| Assignment |
Which lines of the records below contain the word "username"? Report each of them in full.

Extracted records

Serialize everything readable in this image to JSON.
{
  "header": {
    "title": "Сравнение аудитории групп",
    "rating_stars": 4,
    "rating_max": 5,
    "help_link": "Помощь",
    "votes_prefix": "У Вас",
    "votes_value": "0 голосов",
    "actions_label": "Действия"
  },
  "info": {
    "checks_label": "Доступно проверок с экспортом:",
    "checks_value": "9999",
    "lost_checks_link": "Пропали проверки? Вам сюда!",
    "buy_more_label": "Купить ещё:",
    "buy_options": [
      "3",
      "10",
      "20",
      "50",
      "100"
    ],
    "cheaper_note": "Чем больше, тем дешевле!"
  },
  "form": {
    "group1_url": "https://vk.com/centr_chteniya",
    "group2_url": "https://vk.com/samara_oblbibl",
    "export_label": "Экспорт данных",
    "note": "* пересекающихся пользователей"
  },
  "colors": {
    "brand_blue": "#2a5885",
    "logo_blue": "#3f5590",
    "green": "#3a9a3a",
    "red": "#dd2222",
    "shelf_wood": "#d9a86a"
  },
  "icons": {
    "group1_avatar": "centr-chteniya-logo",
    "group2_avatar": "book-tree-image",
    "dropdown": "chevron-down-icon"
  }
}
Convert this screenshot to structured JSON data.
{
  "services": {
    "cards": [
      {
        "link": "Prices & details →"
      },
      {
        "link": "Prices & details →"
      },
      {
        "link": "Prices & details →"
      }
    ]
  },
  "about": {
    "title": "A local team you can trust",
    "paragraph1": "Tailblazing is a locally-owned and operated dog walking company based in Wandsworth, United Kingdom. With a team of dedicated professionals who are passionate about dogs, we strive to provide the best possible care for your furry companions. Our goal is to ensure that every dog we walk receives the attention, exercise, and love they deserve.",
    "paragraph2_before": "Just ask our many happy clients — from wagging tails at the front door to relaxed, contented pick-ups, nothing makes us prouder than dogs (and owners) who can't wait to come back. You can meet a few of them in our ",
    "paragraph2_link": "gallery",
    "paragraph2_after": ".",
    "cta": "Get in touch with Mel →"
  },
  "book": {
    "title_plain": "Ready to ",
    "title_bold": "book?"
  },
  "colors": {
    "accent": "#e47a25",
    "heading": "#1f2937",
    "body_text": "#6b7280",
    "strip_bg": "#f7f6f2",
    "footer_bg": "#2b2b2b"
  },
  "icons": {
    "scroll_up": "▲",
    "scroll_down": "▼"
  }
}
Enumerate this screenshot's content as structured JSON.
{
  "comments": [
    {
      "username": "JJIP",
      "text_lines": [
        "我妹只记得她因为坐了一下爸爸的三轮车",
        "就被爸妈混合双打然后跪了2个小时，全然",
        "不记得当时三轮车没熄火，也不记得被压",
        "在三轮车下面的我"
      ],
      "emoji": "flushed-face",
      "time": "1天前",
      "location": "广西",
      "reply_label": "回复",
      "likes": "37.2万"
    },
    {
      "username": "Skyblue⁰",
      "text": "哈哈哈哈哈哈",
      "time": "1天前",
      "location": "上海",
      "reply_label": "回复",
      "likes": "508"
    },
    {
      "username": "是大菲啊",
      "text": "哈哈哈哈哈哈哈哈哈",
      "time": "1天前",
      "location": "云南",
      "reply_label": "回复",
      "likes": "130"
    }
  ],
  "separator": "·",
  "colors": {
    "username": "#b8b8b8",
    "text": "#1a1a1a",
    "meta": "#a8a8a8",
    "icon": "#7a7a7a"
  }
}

| Solution below |
      "username": "JJIP",
      "username": "Skyblue⁰",
      "username": "是大菲啊",
    "username": "#b8b8b8",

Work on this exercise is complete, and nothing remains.